# ASSIGNED TASK
Would you give the number of lines in the entries that contain the word "software"? Nothing else is needed.

***** INFORMATION PROVIDED

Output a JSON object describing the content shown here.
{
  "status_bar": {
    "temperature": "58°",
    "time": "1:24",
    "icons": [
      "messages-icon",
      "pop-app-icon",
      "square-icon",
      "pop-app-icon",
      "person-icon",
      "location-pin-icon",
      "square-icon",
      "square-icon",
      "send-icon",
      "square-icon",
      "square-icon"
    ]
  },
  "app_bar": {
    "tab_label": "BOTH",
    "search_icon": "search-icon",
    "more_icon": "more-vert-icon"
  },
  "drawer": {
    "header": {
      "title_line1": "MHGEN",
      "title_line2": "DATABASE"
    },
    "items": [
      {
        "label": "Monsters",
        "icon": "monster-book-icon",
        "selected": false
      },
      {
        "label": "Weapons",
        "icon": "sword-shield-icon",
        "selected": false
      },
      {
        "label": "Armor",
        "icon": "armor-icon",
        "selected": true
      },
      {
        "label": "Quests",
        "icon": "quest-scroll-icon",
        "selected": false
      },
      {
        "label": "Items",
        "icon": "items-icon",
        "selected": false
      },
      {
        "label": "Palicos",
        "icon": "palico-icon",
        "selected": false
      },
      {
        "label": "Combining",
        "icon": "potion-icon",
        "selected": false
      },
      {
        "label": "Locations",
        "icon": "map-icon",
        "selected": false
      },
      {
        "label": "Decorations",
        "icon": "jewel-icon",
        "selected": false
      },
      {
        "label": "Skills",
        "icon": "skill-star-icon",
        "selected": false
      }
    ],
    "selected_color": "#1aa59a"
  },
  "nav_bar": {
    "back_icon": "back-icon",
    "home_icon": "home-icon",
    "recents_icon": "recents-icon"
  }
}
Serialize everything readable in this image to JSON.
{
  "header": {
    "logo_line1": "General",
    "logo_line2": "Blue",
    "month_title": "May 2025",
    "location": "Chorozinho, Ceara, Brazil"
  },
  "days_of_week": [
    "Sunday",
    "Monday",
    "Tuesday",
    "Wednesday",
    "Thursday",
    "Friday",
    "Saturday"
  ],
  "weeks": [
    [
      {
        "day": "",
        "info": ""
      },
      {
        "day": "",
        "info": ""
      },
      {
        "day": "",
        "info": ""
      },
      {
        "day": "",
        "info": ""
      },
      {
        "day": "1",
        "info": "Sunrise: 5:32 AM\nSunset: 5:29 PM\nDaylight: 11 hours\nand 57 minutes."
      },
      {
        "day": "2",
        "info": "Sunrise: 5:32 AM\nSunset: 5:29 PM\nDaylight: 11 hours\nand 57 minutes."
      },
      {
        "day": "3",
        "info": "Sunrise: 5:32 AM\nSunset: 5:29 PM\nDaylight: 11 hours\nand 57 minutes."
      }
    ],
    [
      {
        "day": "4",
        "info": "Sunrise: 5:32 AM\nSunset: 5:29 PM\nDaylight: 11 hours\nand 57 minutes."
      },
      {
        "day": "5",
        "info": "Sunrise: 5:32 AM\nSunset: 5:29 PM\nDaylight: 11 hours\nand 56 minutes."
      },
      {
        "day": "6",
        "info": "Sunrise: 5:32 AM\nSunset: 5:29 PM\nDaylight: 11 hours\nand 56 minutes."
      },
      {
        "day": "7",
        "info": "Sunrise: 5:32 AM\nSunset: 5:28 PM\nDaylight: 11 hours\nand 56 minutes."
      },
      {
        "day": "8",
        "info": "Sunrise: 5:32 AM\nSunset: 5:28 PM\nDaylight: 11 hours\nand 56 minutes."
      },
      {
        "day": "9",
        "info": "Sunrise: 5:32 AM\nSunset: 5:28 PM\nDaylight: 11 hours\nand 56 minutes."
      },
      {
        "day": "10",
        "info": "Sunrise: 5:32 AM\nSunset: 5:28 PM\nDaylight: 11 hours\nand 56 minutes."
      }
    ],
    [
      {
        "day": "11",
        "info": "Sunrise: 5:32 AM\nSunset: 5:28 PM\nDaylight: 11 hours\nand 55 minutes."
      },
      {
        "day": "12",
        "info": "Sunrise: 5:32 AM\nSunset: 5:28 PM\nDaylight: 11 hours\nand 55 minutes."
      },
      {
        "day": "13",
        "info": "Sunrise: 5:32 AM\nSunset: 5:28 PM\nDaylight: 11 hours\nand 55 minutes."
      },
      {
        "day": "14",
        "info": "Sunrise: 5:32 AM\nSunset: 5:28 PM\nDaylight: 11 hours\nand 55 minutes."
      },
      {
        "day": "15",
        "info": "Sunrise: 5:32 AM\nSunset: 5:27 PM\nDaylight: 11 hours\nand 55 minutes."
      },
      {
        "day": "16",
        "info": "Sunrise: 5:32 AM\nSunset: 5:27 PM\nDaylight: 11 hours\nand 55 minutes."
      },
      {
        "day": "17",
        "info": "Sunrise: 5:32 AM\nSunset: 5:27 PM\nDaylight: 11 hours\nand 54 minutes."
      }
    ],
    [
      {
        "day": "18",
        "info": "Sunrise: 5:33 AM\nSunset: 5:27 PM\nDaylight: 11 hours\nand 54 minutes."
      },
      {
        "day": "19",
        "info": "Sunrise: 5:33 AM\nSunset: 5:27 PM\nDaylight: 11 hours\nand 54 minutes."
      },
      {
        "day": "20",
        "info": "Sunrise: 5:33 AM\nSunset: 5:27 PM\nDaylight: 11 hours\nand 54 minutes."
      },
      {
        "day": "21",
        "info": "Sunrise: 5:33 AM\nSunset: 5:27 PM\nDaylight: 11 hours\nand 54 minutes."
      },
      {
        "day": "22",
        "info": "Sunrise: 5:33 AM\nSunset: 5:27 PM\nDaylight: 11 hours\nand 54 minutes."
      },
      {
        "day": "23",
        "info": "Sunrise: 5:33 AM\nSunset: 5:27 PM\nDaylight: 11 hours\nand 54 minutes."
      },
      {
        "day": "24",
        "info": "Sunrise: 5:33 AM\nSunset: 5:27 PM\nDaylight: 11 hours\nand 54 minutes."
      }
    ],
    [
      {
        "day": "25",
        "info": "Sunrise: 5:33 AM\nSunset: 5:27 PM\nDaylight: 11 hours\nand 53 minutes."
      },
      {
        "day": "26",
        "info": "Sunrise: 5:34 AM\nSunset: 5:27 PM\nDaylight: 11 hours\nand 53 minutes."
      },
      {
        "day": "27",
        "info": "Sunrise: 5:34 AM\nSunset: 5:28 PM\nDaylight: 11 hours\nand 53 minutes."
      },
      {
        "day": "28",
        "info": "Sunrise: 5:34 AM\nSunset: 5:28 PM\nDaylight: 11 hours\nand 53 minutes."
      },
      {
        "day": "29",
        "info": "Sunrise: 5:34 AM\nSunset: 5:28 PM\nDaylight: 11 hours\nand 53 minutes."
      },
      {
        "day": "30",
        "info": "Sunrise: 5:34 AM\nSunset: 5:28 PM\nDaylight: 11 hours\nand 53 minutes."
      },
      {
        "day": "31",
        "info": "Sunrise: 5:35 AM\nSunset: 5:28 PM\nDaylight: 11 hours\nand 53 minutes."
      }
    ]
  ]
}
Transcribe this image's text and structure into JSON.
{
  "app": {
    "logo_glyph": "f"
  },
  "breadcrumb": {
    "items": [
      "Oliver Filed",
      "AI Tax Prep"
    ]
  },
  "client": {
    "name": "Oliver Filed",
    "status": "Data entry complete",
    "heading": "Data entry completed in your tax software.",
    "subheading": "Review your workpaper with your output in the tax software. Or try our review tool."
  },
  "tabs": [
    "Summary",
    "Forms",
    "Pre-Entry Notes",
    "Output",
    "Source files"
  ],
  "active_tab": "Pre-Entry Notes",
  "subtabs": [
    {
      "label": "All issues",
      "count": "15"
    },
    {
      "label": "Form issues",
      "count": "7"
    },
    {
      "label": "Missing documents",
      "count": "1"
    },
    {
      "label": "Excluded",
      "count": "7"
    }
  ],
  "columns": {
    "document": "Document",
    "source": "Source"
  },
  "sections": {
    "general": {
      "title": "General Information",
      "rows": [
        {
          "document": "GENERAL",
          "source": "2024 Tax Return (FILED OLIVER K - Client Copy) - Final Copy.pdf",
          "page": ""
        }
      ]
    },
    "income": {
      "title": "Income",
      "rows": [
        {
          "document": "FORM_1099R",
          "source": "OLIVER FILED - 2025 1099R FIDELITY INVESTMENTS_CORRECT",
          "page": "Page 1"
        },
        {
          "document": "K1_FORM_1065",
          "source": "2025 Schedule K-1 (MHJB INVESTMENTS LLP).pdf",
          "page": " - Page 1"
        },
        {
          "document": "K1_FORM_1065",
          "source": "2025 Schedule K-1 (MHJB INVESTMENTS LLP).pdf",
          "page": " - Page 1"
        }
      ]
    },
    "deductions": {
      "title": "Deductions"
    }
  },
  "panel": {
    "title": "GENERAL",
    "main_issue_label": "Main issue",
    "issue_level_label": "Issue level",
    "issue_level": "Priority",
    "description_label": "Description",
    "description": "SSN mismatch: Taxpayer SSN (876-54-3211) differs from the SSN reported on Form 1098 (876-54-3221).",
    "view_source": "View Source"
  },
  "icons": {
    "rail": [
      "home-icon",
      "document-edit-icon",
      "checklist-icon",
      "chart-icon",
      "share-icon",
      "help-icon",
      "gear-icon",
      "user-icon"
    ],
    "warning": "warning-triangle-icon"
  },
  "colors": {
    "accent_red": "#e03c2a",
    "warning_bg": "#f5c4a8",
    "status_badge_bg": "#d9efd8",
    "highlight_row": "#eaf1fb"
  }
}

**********

# SOLUTION BELOW
2